The city’s elites understandably expected an easy victory for Christine Quinn: How hard should it be to get the lesbian City Council speaker elected mayor when you have the support not only of the billionaire incumbent, but also the real estate and financial industries? And so the scare tactics have only just begun. Wolfson warns of the potential flight of the wealthy from the city, which he asserts is “already the highest-taxed jurisdiction at the high end in the country…. You can raise the price, and people could decide it’s not worth it anymore.” But in fact, there is virtually no social scientific research to support this oft-heard prediction. And the city’s progressive public campaign-financing system prevents the kind of carpet-bombing operations conducted by Koch brothers– and Sheldon Adelson–funded groups elsewhere in the country.
In Los Angeles, Eric Garcetti recently won a mayoral campaign fought on similar lines, buoyed by the Los Angeles Alliance for a New Economy, an inspirational model for local empowerment of working people artfully described by Harold Meyerson in The American Prospect.
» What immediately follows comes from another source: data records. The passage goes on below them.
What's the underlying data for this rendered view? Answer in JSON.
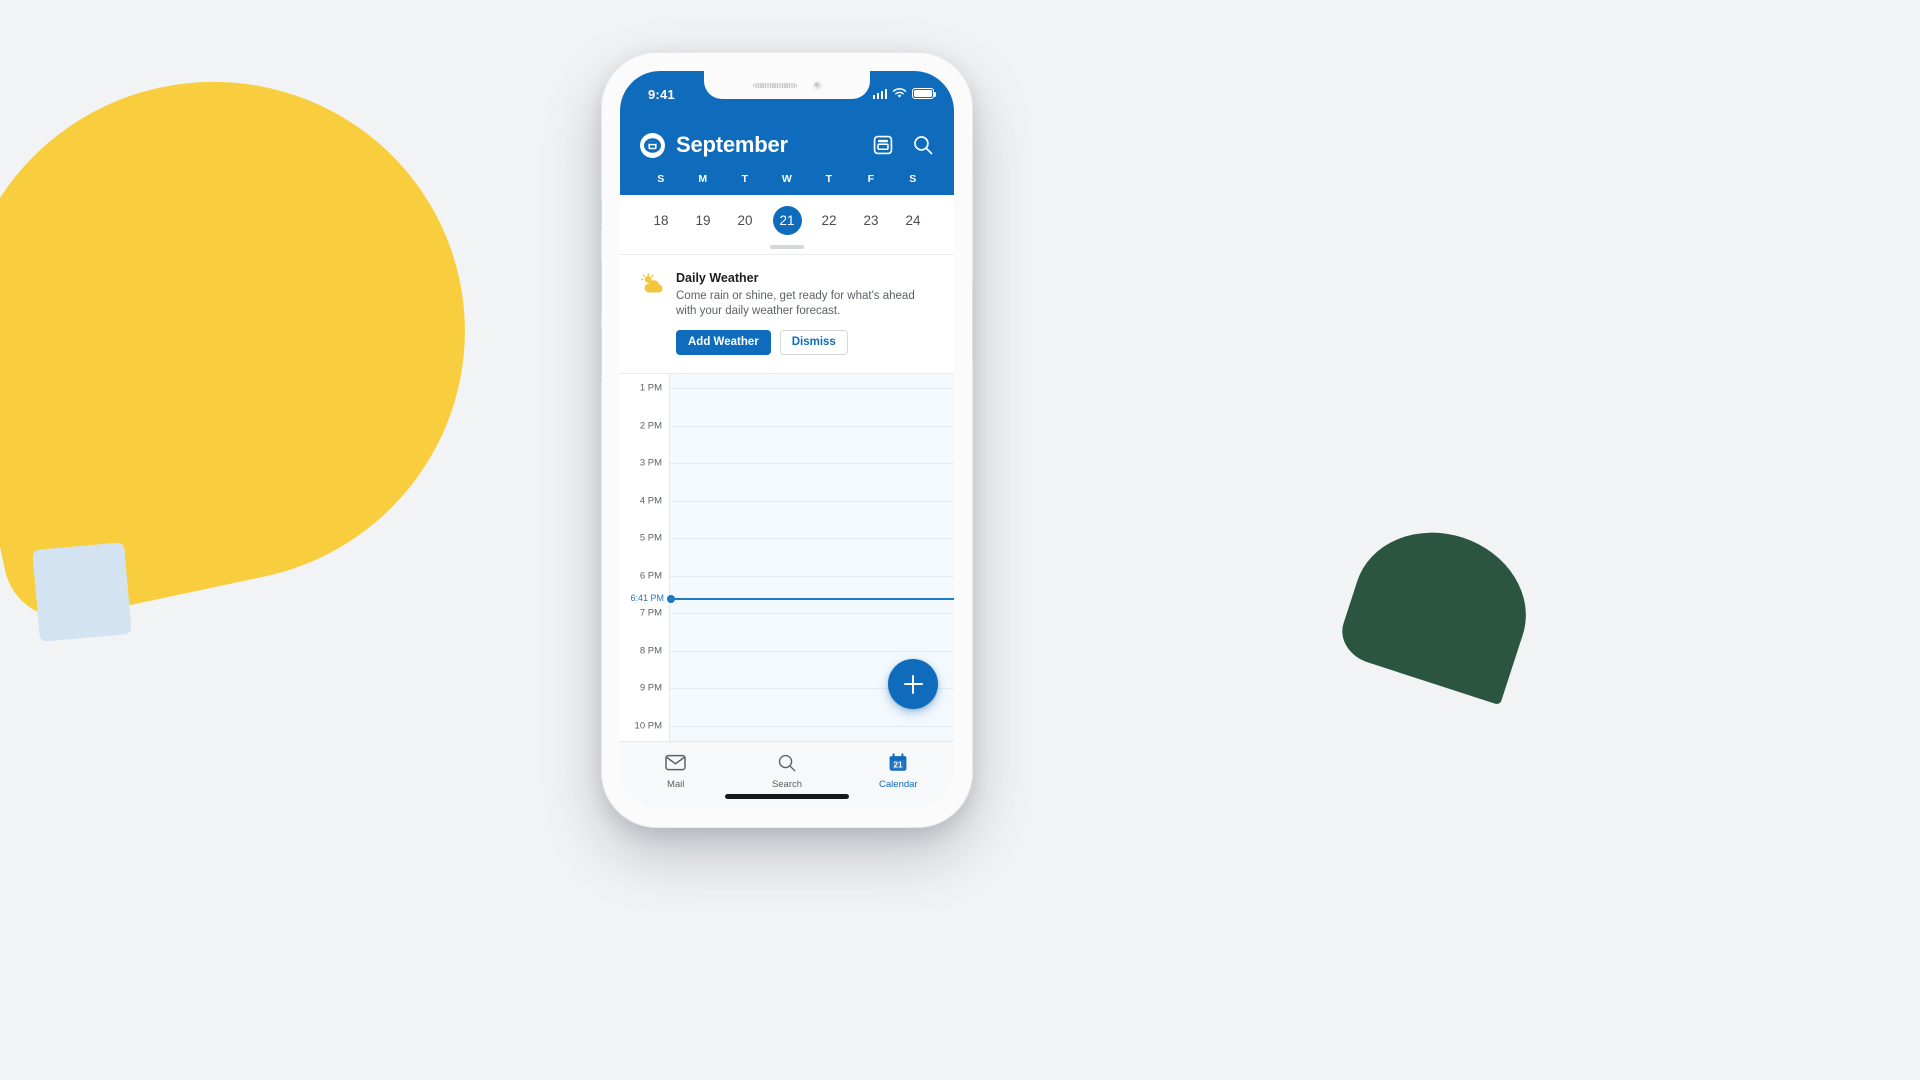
{
  "background": {
    "page_color": "#F2F3F4",
    "shapes": [
      {
        "name": "yellow-teardrop",
        "color": "#F8CE3E"
      },
      {
        "name": "light-blue-square",
        "color": "#D3E3F2"
      },
      {
        "name": "dark-green-wedge",
        "color": "#2C5541"
      }
    ]
  },
  "phone": {
    "status_bar": {
      "time": "9:41",
      "signal_icon": "cellular-signal-icon",
      "wifi_icon": "wifi-icon",
      "battery_icon": "battery-icon"
    },
    "header": {
      "avatar_icon": "account-avatar-icon",
      "title": "September",
      "actions": [
        {
          "name": "view-switcher-icon",
          "label": "Calendar view"
        },
        {
          "name": "search-icon",
          "label": "Search"
        }
      ]
    },
    "weekdays": [
      "S",
      "M",
      "T",
      "W",
      "T",
      "F",
      "S"
    ],
    "dates": [
      {
        "num": "18",
        "selected": false
      },
      {
        "num": "19",
        "selected": false
      },
      {
        "num": "20",
        "selected": false
      },
      {
        "num": "21",
        "selected": true
      },
      {
        "num": "22",
        "selected": false
      },
      {
        "num": "23",
        "selected": false
      },
      {
        "num": "24",
        "selected": false
      }
    ],
    "weather_card": {
      "icon": "sun-behind-cloud-icon",
      "title": "Daily Weather",
      "description": "Come rain or shine, get ready for what's ahead with your daily weather forecast.",
      "primary_button": "Add Weather",
      "secondary_button": "Dismiss"
    },
    "timeline": {
      "hours": [
        "1 PM",
        "2 PM",
        "3 PM",
        "4 PM",
        "5 PM",
        "6 PM",
        "7 PM",
        "8 PM",
        "9 PM",
        "10 PM"
      ],
      "current_time_label": "6:41 PM",
      "current_time_color": "#1A7BC9",
      "fab": {
        "name": "add-event-button",
        "icon": "plus-icon"
      }
    },
    "tabbar": {
      "tabs": [
        {
          "icon": "mail-icon",
          "label": "Mail",
          "active": false
        },
        {
          "icon": "search-icon",
          "label": "Search",
          "active": false
        },
        {
          "icon": "calendar-icon",
          "label": "Calendar",
          "active": true,
          "badge": "21"
        }
      ]
    },
    "accent_color": "#0F6CBD"
  }
}
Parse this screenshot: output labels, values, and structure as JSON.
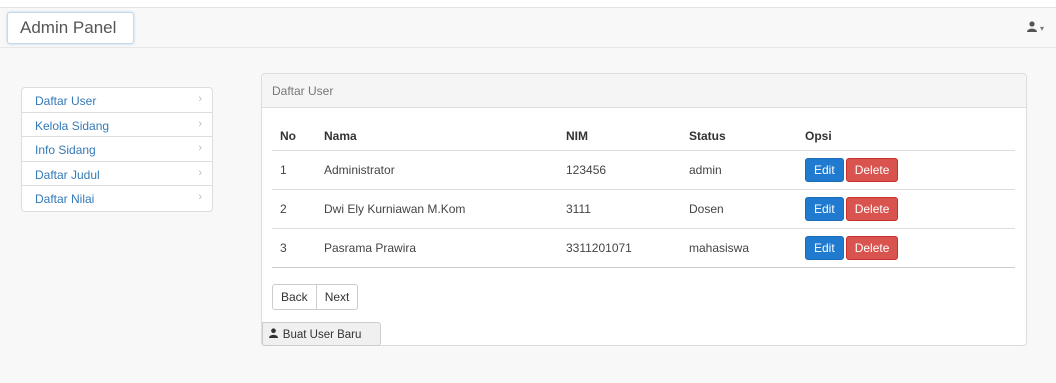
{
  "navbar": {
    "brand": "Admin Panel",
    "user_icon": "user-icon"
  },
  "sidebar": {
    "items": [
      {
        "label": "Daftar User"
      },
      {
        "label": "Kelola Sidang"
      },
      {
        "label": "Info Sidang"
      },
      {
        "label": "Daftar Judul"
      },
      {
        "label": "Daftar Nilai"
      }
    ],
    "chevron": "›"
  },
  "panel": {
    "title": "Daftar User",
    "columns": [
      "No",
      "Nama",
      "NIM",
      "Status",
      "Opsi"
    ],
    "rows": [
      {
        "no": "1",
        "nama": "Administrator",
        "nim": "123456",
        "status": "admin"
      },
      {
        "no": "2",
        "nama": "Dwi Ely Kurniawan M.Kom",
        "nim": "3111",
        "status": "Dosen"
      },
      {
        "no": "3",
        "nama": "Pasrama Prawira",
        "nim": "3311201071",
        "status": "mahasiswa"
      }
    ],
    "edit_label": "Edit",
    "delete_label": "Delete",
    "back_label": "Back",
    "next_label": "Next",
    "new_user_label": "Buat User Baru"
  },
  "colors": {
    "accent": "#337ab7",
    "edit": "#1f7ad0",
    "delete": "#d9534f"
  }
}
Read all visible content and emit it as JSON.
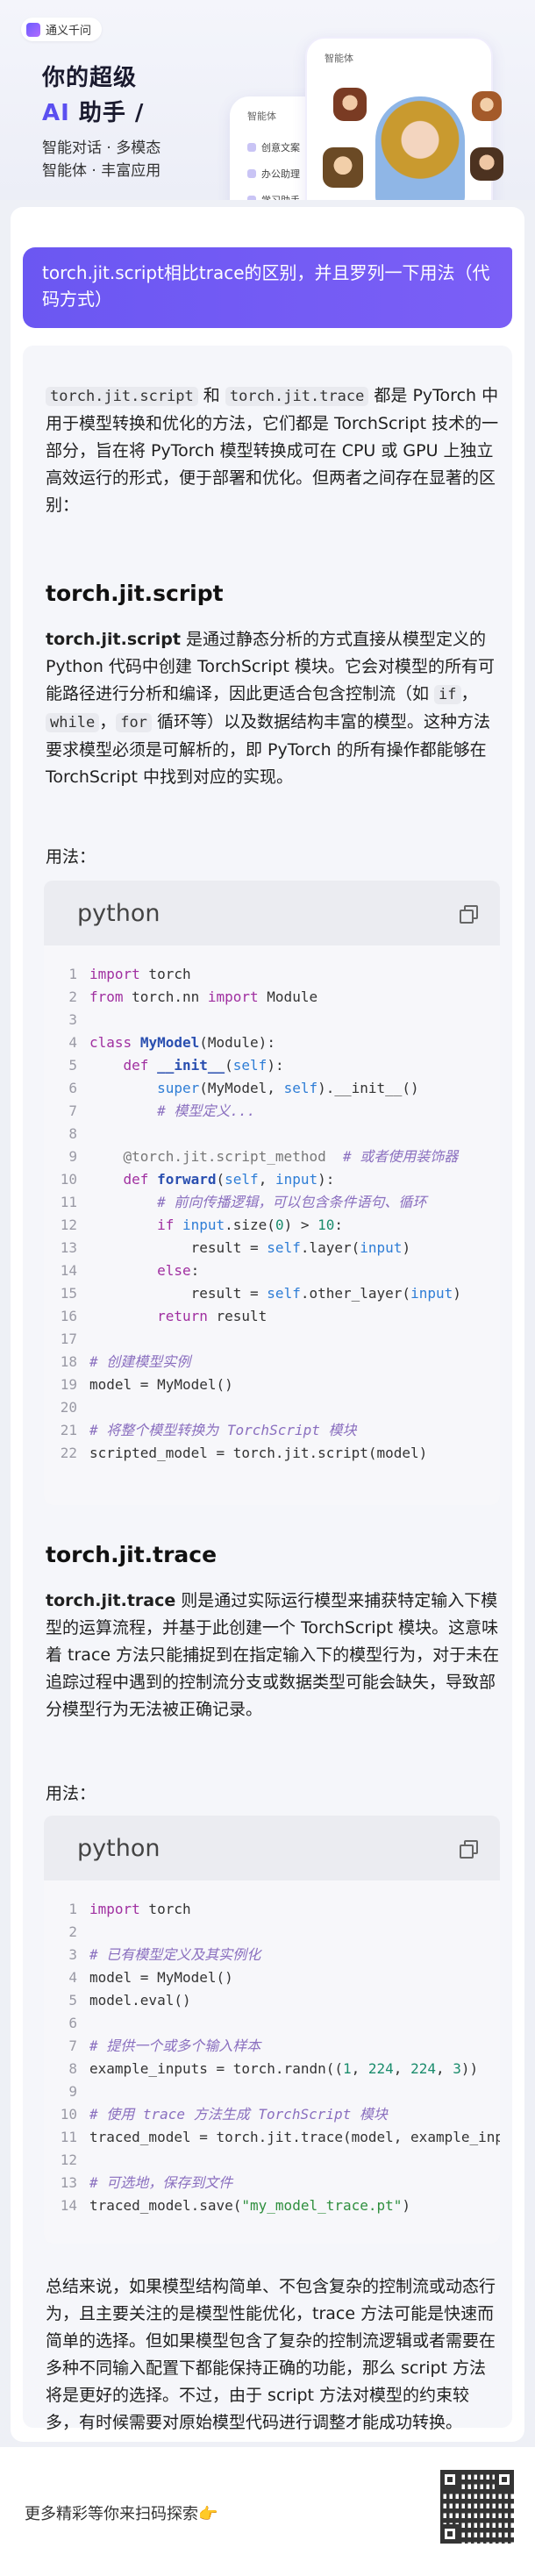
{
  "header": {
    "logo_text": "通义千问",
    "tagline_line1": "你的超级",
    "tagline_ai": "AI",
    "tagline_line2_rest": " 助手 /",
    "feature_line1": "智能对话 · 多模态",
    "feature_line2": "智能体 · 丰富应用",
    "phone_header": "智能体",
    "phone_back_items": [
      "智能体",
      "创意文案",
      "办公助理",
      "学习助手"
    ]
  },
  "question": "torch.jit.script相比trace的区别，并且罗列一下用法（代码方式）",
  "answer": {
    "intro_parts": [
      "torch.jit.script",
      " 和 ",
      "torch.jit.trace",
      " 都是 PyTorch 中用于模型转换和优化的方法，它们都是 TorchScript 技术的一部分，旨在将 PyTorch 模型转换成可在 CPU 或 GPU 上独立高效运行的形式，便于部署和优化。但两者之间存在显著的区别："
    ],
    "section1_title": "torch.jit.script",
    "section1_bold": "torch.jit.script",
    "section1_text_a": " 是通过静态分析的方式直接从模型定义的 Python 代码中创建 TorchScript 模块。它会对模型的所有可能路径进行分析和编译，因此更适合包含控制流（如 ",
    "section1_code_if": "if",
    "section1_sep": "，",
    "section1_code_while": "while",
    "section1_sep2": "，",
    "section1_code_for": "for",
    "section1_text_b": " 循环等）以及数据结构丰富的模型。这种方法要求模型必须是可解析的，即 PyTorch 的所有操作都能够在 TorchScript 中找到对应的实现。",
    "section1_usage": "用法：",
    "section2_title": "torch.jit.trace",
    "section2_bold": "torch.jit.trace",
    "section2_text": " 则是通过实际运行模型来捕获特定输入下模型的运算流程，并基于此创建一个 TorchScript 模块。这意味着 trace 方法只能捕捉到在指定输入下的模型行为，对于未在追踪过程中遇到的控制流分支或数据类型可能会缺失，导致部分模型行为无法被正确记录。",
    "section2_usage": "用法：",
    "conclusion": "总结来说，如果模型结构简单、不包含复杂的控制流或动态行为，且主要关注的是模型性能优化，trace 方法可能是快速而简单的选择。但如果模型包含了复杂的控制流逻辑或者需要在多种不同输入配置下都能保持正确的功能，那么 script 方法将是更好的选择。不过，由于 script 方法对模型的约束较多，有时候需要对原始模型代码进行调整才能成功转换。"
  },
  "code1": {
    "lang": "python",
    "lines": [
      "import torch",
      "from torch.nn import Module",
      "",
      "class MyModel(Module):",
      "    def __init__(self):",
      "        super(MyModel, self).__init__()",
      "        # 模型定义...",
      "",
      "    @torch.jit.script_method  # 或者使用装饰器",
      "    def forward(self, input):",
      "        # 前向传播逻辑，可以包含条件语句、循环",
      "        if input.size(0) > 10:",
      "            result = self.layer(input)",
      "        else:",
      "            result = self.other_layer(input)",
      "        return result",
      "",
      "# 创建模型实例",
      "model = MyModel()",
      "",
      "# 将整个模型转换为 TorchScript 模块",
      "scripted_model = torch.jit.script(model)"
    ]
  },
  "code2": {
    "lang": "python",
    "lines": [
      "import torch",
      "",
      "# 已有模型定义及其实例化",
      "model = MyModel()",
      "model.eval()",
      "",
      "# 提供一个或多个输入样本",
      "example_inputs = torch.randn((1, 224, 224, 3))",
      "",
      "# 使用 trace 方法生成 TorchScript 模块",
      "traced_model = torch.jit.trace(model, example_inputs)",
      "",
      "# 可选地，保存到文件",
      "traced_model.save(\"my_model_trace.pt\")"
    ]
  },
  "footer": {
    "text": "更多精彩等你来扫码探索👉"
  }
}
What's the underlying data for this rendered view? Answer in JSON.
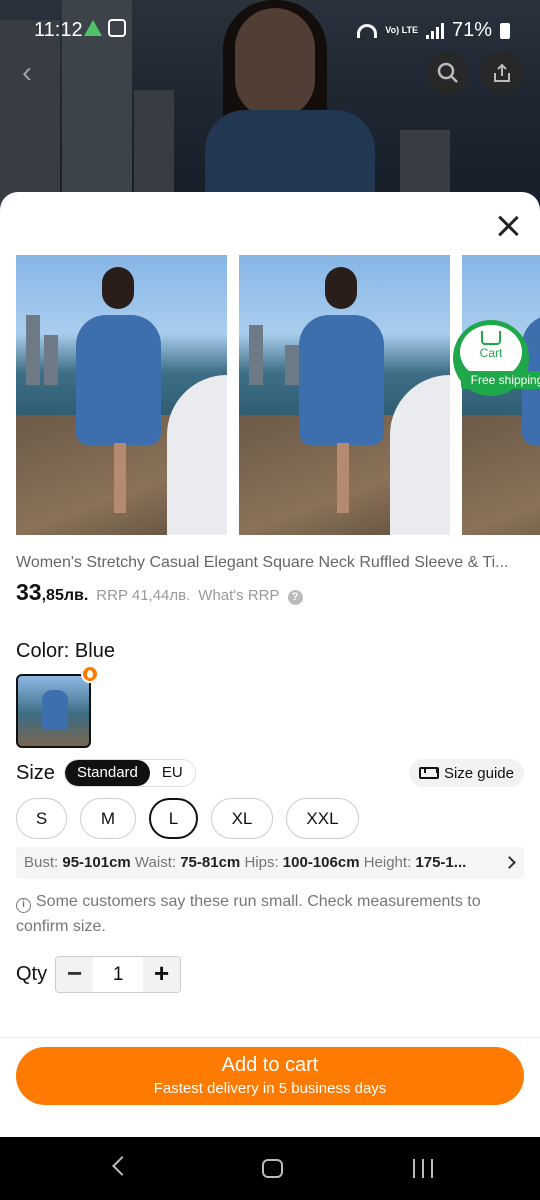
{
  "status_bar": {
    "time": "11:12",
    "volte": "Vo) LTE",
    "battery": "71%"
  },
  "product": {
    "title": "Women's Stretchy Casual Elegant Square Neck Ruffled Sleeve & Ti...",
    "price_int": "33",
    "price_dec": ",85лв.",
    "rrp": "RRP 41,44лв.",
    "rrp_link": "What's RRP",
    "help_glyph": "?"
  },
  "gallery": {
    "badge_cart": "Cart",
    "badge_label": "Free shipping"
  },
  "color": {
    "label": "Color: Blue"
  },
  "size": {
    "label": "Size",
    "standards": [
      "Standard",
      "EU"
    ],
    "active_standard": "Standard",
    "guide_label": "Size guide",
    "options": [
      "S",
      "M",
      "L",
      "XL",
      "XXL"
    ],
    "selected": "L"
  },
  "measurements": {
    "bust_label": "Bust:",
    "bust": "95-101cm",
    "waist_label": "Waist:",
    "waist": "75-81cm",
    "hips_label": "Hips:",
    "hips": "100-106cm",
    "height_label": "Height:",
    "height": "175-1..."
  },
  "fit_note": "Some customers say these run small. Check measurements to confirm size.",
  "quantity": {
    "label": "Qty",
    "value": "1",
    "minus": "−",
    "plus": "+"
  },
  "cta": {
    "label": "Add to cart",
    "sub": "Fastest delivery in 5 business days"
  },
  "colors": {
    "accent": "#ff7a00",
    "shipping_green": "#1fa84a"
  }
}
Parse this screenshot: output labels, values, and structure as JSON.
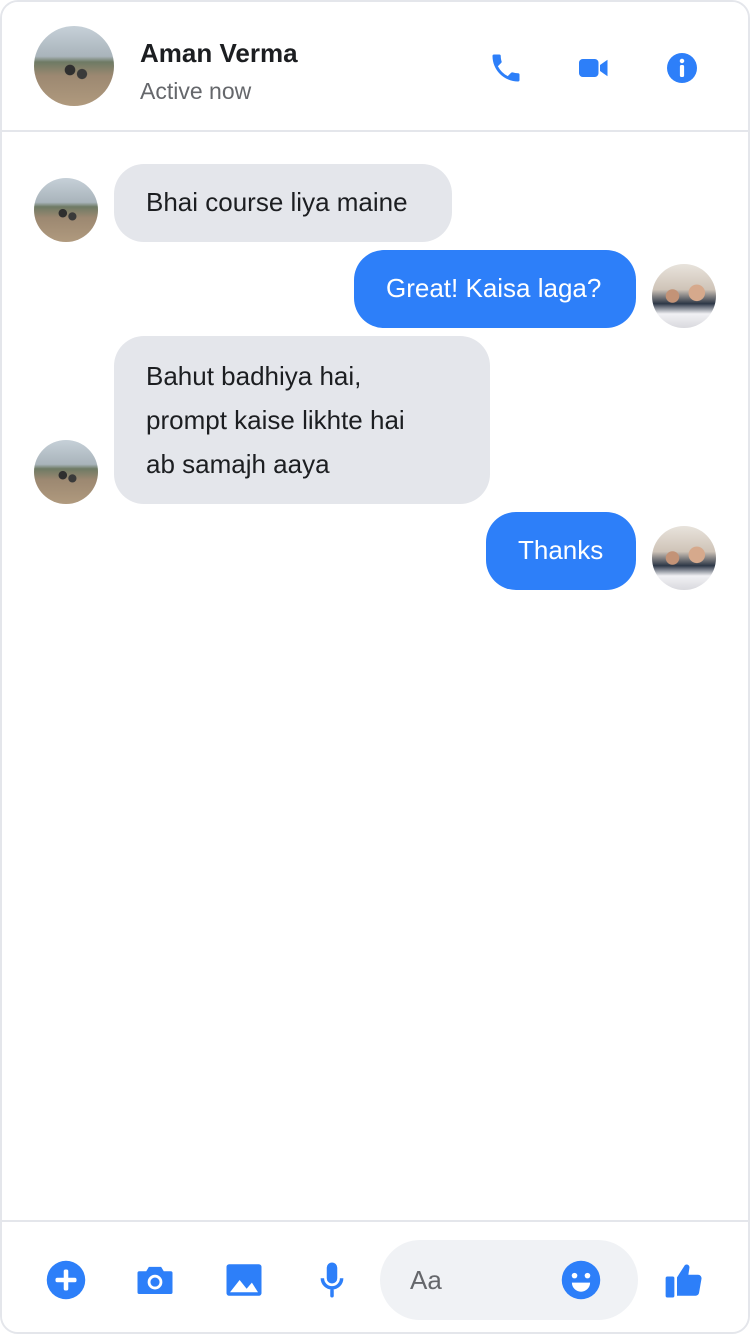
{
  "header": {
    "contact_name": "Aman Verma",
    "status": "Active now",
    "icons": [
      "phone-icon",
      "video-camera-icon",
      "info-icon"
    ]
  },
  "messages": [
    {
      "direction": "incoming",
      "lines": [
        "Bhai course liya maine"
      ]
    },
    {
      "direction": "outgoing",
      "lines": [
        "Great! Kaisa laga?"
      ]
    },
    {
      "direction": "incoming",
      "lines": [
        "Bahut badhiya hai,",
        "prompt kaise likhte hai",
        "ab samajh aaya"
      ]
    },
    {
      "direction": "outgoing",
      "lines": [
        "Thanks"
      ]
    }
  ],
  "composer": {
    "placeholder": "Aa",
    "icons": [
      "add-icon",
      "camera-icon",
      "image-icon",
      "microphone-icon",
      "emoji-icon",
      "thumbs-up-icon"
    ]
  },
  "colors": {
    "accent": "#2d7ff9",
    "incoming_bubble": "#e4e6eb",
    "outgoing_text": "#ffffff",
    "secondary_text": "#65676b"
  }
}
Together with de Blasio’s brilliant campaign, they provide economic liberalism not only with eloquent and unapologetic voices, but also inclusive and reproducible models of victory. This is particularly true now that demographic trends—both the ethnic and racial composition of the electorate as well as the “live and let live” libertarianism of younger voters—allow them to transcend the internally divisive, culturally driven arguments of the past.
One last point: de Blasio’s surge in the polls almost perfectly coincided with the endorsement of Quinn by the city’s three major daily newspapers, especially the Times. This is yet another data point for an argument I’ve been making for decades now: daily newspapers should cut it out with candidate endorsements. Nobody cares, and it only confuses consumers who make no distinction between the news and editorial pages. The latter tend to endorse Democratic candidates; the former prefer to torture them, just to prove their independence (and in response to the constant “working of the refs” by hard-right pressure groups). Lose the endorsements and let reporters and, um, columnists tell the truth as they see it without this pointless and pretentious monkey on their respective backs. n
Read The Nation’s endorsement of Bill de Blasio for mayor of New York City.